Data records ::
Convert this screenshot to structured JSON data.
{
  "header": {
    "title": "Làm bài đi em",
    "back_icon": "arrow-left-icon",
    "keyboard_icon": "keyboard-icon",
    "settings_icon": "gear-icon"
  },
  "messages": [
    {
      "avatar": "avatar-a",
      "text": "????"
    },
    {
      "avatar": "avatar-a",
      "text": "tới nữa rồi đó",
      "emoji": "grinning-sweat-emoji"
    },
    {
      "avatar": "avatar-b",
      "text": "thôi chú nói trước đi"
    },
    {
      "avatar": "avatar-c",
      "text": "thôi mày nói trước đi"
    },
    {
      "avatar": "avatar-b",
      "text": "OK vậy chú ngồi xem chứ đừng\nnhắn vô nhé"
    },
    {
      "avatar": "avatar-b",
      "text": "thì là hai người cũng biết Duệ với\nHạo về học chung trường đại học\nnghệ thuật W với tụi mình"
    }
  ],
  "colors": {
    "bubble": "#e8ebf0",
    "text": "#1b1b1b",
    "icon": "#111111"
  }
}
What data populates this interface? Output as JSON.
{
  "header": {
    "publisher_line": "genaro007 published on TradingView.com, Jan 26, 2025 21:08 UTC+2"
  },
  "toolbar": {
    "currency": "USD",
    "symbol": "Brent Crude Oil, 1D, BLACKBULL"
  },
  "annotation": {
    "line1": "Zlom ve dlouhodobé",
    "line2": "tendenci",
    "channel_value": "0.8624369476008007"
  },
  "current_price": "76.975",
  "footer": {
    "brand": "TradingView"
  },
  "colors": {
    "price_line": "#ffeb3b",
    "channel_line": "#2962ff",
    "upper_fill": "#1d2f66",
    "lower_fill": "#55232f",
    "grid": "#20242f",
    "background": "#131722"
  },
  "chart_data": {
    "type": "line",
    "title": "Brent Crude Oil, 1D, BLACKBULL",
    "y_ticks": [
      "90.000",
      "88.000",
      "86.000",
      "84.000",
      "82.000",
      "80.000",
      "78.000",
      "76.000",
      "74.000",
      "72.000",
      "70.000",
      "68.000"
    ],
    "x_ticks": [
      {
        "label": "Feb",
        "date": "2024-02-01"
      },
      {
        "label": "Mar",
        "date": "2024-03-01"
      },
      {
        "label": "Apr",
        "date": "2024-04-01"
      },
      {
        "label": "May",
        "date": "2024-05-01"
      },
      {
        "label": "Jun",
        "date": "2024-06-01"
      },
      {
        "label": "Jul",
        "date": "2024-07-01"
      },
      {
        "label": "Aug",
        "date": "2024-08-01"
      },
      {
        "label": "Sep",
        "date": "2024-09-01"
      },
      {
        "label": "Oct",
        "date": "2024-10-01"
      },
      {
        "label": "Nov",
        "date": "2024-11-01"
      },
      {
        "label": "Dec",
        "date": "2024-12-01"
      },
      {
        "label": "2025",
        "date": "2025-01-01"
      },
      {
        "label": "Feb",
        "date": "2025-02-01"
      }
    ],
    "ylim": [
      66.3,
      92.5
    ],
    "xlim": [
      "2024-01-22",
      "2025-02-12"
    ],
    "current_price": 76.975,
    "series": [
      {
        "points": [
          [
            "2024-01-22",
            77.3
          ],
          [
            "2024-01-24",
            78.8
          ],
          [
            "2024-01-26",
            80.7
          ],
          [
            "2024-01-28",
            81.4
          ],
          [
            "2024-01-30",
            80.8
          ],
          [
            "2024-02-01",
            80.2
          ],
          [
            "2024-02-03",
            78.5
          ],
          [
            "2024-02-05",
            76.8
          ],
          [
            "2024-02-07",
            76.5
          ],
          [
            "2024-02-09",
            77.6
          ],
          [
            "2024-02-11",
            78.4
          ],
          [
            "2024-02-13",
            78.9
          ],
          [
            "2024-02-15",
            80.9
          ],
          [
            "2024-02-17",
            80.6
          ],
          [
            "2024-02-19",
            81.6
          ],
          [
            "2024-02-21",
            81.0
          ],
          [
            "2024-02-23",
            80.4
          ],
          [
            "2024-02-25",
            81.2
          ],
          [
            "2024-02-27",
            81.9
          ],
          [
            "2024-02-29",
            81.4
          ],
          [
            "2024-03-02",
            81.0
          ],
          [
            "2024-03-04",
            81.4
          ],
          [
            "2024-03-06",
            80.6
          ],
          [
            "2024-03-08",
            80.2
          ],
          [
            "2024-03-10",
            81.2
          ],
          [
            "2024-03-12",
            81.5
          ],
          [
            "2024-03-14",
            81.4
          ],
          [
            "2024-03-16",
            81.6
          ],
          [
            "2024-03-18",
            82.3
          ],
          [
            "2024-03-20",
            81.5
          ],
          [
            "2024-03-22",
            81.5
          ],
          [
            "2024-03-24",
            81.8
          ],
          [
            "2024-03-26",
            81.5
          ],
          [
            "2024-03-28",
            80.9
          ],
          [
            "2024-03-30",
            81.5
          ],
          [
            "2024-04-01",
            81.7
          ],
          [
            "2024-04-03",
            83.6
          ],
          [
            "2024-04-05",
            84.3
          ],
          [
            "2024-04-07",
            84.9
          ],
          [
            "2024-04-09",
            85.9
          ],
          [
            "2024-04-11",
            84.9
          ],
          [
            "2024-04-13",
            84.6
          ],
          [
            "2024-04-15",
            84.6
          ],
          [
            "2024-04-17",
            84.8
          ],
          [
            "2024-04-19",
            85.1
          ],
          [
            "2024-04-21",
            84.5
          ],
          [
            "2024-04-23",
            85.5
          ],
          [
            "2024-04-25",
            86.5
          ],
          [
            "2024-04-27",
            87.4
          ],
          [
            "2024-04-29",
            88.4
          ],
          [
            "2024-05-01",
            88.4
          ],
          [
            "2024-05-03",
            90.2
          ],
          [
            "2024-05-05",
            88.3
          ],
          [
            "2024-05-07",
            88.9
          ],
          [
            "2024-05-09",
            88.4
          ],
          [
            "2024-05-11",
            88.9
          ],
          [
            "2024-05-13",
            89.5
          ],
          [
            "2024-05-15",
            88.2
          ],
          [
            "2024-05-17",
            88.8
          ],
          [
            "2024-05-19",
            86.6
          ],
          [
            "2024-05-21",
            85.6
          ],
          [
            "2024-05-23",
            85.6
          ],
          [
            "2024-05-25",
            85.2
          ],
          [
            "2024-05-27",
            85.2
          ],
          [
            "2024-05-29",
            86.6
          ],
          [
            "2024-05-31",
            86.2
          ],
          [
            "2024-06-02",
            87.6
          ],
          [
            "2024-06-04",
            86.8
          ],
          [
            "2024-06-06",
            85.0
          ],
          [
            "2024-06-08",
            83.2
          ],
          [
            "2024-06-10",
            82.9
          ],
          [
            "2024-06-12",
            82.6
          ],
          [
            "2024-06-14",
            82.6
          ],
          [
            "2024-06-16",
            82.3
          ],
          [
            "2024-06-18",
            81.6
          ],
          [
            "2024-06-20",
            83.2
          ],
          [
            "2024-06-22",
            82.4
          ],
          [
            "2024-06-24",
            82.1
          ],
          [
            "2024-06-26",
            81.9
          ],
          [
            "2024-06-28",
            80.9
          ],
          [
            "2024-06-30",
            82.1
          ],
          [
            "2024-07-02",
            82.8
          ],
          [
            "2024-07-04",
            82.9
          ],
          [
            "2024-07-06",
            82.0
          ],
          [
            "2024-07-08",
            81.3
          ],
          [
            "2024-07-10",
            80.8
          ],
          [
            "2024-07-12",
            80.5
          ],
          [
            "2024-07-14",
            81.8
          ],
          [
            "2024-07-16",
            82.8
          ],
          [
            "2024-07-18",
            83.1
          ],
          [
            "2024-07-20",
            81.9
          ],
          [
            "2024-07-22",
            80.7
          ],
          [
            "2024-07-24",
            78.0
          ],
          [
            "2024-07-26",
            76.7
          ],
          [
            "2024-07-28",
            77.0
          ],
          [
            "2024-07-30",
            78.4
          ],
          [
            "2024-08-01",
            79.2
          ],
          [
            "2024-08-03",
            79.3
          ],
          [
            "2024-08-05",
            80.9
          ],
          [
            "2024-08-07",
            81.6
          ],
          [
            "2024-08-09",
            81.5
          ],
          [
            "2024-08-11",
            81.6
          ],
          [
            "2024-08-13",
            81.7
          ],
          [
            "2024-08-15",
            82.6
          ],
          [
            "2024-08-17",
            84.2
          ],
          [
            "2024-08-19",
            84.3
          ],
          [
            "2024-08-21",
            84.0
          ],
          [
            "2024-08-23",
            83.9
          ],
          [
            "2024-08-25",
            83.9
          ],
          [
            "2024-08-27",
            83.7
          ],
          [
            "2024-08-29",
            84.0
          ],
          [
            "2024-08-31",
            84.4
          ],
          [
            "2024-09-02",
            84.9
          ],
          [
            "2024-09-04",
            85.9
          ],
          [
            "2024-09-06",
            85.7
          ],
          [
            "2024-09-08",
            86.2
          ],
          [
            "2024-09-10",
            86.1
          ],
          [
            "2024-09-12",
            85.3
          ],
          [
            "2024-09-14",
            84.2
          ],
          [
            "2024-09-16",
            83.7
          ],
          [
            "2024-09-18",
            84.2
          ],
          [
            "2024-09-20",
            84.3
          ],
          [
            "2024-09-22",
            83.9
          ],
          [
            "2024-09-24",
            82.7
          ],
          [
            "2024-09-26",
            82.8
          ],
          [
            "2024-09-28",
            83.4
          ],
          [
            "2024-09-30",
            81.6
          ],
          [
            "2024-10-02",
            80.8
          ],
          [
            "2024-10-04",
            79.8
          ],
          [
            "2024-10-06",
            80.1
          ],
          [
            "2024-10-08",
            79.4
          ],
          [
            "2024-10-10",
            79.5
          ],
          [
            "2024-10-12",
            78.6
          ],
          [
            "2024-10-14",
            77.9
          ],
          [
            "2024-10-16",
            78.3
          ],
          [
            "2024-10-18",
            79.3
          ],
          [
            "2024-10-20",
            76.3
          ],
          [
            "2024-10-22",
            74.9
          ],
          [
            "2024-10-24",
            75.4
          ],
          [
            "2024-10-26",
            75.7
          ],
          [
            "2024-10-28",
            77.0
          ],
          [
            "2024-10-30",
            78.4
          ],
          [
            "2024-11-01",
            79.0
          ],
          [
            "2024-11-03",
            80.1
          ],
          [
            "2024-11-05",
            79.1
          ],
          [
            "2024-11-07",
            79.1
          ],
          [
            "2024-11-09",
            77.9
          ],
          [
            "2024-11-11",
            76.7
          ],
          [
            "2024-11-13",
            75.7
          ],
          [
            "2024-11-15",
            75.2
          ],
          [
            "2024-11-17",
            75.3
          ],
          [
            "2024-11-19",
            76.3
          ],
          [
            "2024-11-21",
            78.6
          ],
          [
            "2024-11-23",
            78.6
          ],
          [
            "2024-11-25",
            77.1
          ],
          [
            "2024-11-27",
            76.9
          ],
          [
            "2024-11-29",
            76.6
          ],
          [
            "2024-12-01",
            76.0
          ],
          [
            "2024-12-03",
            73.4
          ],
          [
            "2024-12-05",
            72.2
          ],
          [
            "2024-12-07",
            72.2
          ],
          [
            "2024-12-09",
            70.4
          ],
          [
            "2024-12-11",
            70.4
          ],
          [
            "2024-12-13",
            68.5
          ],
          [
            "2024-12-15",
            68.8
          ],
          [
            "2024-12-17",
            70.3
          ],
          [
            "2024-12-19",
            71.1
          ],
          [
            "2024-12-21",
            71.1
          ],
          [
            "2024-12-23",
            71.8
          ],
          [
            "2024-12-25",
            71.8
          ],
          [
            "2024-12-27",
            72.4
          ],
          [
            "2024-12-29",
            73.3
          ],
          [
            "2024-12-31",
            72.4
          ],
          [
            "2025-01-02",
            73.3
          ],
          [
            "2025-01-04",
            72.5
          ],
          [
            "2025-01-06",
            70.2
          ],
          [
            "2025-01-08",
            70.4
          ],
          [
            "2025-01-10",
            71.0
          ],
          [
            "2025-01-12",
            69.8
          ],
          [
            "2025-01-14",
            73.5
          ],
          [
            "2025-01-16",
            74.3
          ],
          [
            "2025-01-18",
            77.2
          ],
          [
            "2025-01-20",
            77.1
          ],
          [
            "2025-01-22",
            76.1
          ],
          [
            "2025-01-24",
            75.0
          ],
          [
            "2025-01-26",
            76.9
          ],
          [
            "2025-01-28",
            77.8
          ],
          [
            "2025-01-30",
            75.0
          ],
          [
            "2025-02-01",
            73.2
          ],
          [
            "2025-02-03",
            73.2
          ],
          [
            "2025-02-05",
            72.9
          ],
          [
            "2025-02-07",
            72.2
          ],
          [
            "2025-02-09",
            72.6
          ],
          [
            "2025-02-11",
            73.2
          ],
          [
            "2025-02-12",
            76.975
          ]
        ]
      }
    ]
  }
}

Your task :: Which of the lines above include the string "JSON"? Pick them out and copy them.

The answer ::
Convert this screenshot to structured JSON data.
What data populates this interface? Output as JSON.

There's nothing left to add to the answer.